CBS NEWS Coverage of Breaking Space News: 9a 5/25 Update: Astronauts complete successful spacewalk

By WILLIAM HARWOOD CBS News/Kennedy Space Center 09:00 AM EDT, 05/25/11 Update: Spacewalk No. 3 ends Astronauts Michael Fincke and Andrew Feustel returned to the Quest airlock, closed the hatch and began repressurizing at 8:37 a.m. EDT (GMT-4), officially ending a six-hour and 54-minute spacewalk. The astronauts accomplished all of their primary objectives and other than a brief hiatus when Feustel reported uncomfortable eye irritation, there were no problems of any significance. This was the 158th spacewalk devoted to station assembly and maintenance since construction began in 1998, the seventh so far this year and the third for the Endeavour astronauts. Total station EVA time now stands at 995 hours and 13 minutes while the total for Endeavour's mission is 21 hours and 20 minutes. Feustel, completing his sixth spacewalk, has now logged 42 hours and 18 minutes of EVA time, moving him up to 14th on the list of most experience spacewalkers. Fincke, completing his

CBS NEWS Coverage of Breaking Space News: 2a 5/25 Update: Spacewalk No. 3 begins

By WILLIAM HARWOOD CBS News/Kennedy Space Center 02:00 AM EDT, 05/25/11 Update: STS-134 spacewalk No. 3 begins Astronauts Andrew Feustel and Michael Fincke, floating in the International Space Station's Quest airlock, switched their spacesuits to battery power at 1:43 a.m. EDT (GMT-4) to officially begin a planned six-and-a-half-hour spacewalk, the third of four planned by the shuttle Endeavour's crew. "It's great to be back outside," Fincke marveled a few minutes later. "The most beautiful planet in the universe." "Nice view, isn't it?" Feustel agreed. For identification, Feustel, call sign EV-1, is wearing a suit with red stripes around the legs while Fincke, EV-2, is wearing an unmarked suit. The primary goals of the spacewalk are to mount a power and data grapple fixture on the left side of the Russian Zarya module that can be used later as a base for the station's Canadian-built robot arm. The astronauts also p

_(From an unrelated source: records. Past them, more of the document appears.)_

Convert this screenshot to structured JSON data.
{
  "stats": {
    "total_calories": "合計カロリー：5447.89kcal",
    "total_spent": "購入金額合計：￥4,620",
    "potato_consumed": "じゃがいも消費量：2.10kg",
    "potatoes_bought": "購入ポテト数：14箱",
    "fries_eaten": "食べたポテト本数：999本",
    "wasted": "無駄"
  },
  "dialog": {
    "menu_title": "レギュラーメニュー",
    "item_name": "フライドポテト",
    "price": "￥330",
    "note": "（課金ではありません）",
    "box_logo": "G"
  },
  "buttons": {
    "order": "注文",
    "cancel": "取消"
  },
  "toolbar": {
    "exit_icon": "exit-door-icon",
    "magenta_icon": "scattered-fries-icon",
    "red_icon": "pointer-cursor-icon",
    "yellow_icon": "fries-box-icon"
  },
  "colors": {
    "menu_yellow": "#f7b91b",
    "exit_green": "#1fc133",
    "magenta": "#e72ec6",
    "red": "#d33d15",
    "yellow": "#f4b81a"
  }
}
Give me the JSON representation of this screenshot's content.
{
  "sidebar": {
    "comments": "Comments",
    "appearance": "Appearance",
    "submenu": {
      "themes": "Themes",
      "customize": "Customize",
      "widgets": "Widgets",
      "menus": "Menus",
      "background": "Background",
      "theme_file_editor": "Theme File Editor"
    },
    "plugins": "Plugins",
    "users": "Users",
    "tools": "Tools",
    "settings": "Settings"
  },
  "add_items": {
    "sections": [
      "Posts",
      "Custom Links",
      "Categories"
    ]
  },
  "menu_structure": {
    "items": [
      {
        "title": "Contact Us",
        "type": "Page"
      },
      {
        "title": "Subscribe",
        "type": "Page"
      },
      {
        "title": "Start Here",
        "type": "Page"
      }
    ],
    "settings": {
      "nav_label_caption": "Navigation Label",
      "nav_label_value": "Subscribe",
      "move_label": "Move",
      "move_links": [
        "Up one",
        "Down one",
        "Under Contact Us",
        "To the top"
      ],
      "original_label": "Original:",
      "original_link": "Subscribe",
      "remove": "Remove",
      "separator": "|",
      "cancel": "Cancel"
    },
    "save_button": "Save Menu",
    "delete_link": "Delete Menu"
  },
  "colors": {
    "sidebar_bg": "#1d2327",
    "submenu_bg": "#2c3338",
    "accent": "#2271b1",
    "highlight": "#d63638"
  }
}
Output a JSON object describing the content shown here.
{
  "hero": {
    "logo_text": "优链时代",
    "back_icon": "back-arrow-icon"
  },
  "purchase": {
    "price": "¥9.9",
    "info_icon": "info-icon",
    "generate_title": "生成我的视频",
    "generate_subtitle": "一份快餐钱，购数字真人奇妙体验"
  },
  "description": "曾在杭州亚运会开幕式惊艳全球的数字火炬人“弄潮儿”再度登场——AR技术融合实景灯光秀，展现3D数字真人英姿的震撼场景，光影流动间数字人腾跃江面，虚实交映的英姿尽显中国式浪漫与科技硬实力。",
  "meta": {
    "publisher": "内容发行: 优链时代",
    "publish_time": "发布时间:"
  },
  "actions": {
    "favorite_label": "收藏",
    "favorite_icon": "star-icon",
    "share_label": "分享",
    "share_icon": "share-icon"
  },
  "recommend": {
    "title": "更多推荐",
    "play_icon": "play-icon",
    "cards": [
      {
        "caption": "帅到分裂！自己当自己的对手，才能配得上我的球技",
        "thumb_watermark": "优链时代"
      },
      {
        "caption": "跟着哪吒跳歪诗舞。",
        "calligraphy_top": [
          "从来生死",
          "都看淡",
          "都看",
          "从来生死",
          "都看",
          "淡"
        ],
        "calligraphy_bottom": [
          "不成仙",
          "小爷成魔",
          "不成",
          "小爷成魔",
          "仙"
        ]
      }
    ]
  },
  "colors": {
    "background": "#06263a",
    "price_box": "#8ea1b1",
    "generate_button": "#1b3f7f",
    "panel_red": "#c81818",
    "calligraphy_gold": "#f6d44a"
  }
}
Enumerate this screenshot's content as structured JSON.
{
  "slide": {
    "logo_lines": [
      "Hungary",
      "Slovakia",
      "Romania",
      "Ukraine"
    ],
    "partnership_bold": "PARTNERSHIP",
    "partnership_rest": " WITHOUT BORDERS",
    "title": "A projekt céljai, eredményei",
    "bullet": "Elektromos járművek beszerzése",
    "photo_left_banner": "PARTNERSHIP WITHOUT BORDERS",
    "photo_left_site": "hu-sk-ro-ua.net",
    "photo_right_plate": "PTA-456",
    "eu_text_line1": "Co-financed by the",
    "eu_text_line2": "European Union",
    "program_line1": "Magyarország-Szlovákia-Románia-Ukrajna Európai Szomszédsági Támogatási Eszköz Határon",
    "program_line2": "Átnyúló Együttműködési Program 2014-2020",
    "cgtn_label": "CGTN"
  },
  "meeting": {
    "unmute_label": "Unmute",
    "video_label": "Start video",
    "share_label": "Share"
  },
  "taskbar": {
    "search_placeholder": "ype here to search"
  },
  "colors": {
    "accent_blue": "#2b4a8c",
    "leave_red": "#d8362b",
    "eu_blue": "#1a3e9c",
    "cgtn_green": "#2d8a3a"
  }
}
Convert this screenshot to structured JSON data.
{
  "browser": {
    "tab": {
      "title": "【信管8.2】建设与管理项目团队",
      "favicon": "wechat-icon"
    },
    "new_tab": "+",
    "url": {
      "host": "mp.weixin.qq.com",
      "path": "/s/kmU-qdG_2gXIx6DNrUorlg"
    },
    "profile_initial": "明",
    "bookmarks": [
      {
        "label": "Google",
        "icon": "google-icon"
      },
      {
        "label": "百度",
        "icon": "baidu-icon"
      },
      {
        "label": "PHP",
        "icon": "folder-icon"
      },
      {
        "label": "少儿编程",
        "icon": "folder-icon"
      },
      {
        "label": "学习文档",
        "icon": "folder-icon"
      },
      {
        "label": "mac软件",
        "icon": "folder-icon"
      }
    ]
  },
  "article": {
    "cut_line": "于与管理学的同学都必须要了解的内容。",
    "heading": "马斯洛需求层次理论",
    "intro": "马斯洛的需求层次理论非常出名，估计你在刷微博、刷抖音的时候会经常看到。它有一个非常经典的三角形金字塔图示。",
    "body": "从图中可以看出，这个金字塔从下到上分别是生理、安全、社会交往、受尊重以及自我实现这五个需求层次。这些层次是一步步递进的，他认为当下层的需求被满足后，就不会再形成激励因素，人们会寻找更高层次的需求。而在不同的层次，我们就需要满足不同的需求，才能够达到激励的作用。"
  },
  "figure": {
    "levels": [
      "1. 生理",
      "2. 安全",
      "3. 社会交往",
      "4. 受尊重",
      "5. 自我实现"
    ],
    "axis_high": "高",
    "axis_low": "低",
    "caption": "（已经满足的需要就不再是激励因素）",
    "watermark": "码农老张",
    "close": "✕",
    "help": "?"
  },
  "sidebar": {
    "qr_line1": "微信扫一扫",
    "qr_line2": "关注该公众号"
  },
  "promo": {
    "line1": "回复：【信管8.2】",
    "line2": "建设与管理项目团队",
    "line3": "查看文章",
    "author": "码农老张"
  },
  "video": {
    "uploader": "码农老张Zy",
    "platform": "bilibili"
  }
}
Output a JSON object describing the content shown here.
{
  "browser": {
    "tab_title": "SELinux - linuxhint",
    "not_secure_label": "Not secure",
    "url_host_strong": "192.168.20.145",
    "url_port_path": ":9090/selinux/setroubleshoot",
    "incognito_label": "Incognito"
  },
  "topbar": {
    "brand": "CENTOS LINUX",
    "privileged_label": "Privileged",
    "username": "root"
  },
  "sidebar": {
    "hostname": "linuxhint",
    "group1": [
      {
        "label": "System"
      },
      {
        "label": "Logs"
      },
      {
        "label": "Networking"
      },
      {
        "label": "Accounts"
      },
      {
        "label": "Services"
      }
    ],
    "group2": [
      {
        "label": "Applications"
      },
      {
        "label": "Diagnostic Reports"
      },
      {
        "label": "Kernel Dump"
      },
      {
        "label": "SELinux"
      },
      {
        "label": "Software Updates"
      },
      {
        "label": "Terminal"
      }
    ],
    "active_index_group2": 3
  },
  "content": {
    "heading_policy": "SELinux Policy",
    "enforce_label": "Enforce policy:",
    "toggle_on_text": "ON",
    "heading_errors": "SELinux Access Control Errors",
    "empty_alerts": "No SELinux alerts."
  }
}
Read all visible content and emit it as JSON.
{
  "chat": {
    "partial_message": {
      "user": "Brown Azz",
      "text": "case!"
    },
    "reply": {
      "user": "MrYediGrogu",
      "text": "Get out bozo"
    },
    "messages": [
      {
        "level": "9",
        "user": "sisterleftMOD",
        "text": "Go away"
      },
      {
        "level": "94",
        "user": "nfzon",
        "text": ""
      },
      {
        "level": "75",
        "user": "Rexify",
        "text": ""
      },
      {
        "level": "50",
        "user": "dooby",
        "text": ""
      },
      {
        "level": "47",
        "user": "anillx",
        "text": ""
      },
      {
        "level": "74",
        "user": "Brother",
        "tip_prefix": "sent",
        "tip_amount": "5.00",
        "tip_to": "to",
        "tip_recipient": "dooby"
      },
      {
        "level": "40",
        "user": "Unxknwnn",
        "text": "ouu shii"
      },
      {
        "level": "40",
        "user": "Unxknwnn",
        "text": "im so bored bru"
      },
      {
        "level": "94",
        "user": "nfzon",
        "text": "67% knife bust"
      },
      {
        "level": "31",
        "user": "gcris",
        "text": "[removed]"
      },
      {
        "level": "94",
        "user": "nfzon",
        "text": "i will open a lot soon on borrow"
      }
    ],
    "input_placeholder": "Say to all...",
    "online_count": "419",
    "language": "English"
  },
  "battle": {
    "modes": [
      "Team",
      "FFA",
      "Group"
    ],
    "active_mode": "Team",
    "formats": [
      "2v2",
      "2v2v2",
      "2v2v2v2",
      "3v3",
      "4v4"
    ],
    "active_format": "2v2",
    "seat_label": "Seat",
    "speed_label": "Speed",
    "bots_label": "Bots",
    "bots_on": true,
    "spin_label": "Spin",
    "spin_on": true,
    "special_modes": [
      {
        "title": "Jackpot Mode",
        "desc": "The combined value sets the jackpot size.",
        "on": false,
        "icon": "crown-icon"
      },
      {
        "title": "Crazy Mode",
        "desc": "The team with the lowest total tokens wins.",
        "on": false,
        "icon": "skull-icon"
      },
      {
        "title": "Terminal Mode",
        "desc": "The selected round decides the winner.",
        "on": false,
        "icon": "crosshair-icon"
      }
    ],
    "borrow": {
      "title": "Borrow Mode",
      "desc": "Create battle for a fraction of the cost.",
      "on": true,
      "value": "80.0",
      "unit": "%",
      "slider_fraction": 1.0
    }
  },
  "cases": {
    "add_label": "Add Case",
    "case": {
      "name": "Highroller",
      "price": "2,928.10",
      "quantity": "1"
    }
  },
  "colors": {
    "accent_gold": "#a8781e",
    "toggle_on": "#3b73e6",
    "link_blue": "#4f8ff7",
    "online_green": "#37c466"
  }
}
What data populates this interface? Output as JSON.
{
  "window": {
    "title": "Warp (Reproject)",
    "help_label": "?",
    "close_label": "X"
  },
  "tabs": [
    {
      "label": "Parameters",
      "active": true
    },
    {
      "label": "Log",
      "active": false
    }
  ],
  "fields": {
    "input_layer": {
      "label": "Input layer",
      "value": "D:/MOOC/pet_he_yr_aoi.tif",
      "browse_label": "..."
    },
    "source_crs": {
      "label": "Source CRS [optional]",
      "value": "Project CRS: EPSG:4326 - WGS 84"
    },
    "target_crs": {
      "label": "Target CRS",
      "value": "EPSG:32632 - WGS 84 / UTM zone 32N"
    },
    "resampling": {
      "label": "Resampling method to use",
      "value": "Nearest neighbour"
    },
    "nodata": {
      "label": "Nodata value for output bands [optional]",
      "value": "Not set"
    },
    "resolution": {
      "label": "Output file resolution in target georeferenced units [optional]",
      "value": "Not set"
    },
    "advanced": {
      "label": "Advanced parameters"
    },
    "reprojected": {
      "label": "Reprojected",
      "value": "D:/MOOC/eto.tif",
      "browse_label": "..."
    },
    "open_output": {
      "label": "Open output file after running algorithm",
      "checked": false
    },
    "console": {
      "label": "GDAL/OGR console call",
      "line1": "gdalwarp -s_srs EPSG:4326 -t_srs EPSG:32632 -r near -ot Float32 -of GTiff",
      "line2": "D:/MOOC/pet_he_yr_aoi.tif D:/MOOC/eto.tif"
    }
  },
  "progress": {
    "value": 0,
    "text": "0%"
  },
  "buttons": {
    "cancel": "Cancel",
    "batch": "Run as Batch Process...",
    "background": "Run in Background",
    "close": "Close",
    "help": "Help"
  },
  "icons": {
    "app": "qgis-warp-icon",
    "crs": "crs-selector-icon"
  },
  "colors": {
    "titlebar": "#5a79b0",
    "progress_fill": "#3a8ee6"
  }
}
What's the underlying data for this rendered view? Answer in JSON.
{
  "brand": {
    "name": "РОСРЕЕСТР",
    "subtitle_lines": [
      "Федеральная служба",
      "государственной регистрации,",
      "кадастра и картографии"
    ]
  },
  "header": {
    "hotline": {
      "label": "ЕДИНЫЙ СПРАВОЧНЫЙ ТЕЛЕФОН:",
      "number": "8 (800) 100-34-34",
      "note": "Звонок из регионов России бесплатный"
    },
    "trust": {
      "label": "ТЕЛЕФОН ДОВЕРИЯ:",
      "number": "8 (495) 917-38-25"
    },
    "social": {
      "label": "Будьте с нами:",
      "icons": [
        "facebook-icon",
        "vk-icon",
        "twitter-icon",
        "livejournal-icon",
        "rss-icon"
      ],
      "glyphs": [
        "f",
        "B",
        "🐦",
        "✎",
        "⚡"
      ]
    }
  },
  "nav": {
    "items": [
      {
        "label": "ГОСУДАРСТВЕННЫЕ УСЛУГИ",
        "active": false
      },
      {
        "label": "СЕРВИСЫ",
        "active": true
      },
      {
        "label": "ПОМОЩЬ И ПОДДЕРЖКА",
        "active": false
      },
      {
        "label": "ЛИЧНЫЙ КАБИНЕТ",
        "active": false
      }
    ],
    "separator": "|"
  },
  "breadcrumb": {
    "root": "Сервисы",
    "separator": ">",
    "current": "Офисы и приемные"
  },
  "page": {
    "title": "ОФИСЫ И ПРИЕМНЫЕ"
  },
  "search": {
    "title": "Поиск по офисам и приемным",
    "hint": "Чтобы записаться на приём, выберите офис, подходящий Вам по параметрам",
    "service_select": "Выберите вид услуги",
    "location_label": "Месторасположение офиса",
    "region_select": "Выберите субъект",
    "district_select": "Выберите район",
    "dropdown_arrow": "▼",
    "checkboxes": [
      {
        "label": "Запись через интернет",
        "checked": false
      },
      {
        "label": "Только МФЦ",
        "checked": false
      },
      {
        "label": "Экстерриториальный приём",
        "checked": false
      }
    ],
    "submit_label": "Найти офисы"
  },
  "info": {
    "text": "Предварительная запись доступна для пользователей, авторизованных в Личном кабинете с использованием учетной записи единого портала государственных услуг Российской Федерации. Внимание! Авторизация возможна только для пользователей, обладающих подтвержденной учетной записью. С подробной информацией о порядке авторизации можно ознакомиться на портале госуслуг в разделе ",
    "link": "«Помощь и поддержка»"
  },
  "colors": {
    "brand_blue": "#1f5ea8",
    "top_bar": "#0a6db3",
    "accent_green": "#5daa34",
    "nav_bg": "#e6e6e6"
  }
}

CBS NEWS Coverage of Breaking Space News 06:00 PM EDT, 05/24/11 Update: NASA picks Orion-type capsule for deep space missions

By WILLIAM HARWOOD CBS News KENNEDY SPACE CENTER, FL--A version of the Bush administration's Orion moon capsule, canceled by the Obama administration and then resurrected as a space station lifeboat, will be developed instead for use in future manned flights to deep space targets beyond Earth orbit, the agency announced Tuesday. Douglas Cooke, associate administrator of NASA's Exploration Systems Mission Directorate, told reporters the Orion concept, described by former NASA Administrator Mike Griffin as "Apollo on steroids," is the most capable spacecraft currently on the drawing board for meeting the Obama administration's "flexible path" approach to deep space exploration. "This is the Orion-based concept that was designed for deep space missions and had the appropriate accommodations and design requirements for that type of mission," he said. "We did look at alternatives in some of the systems designs we're seein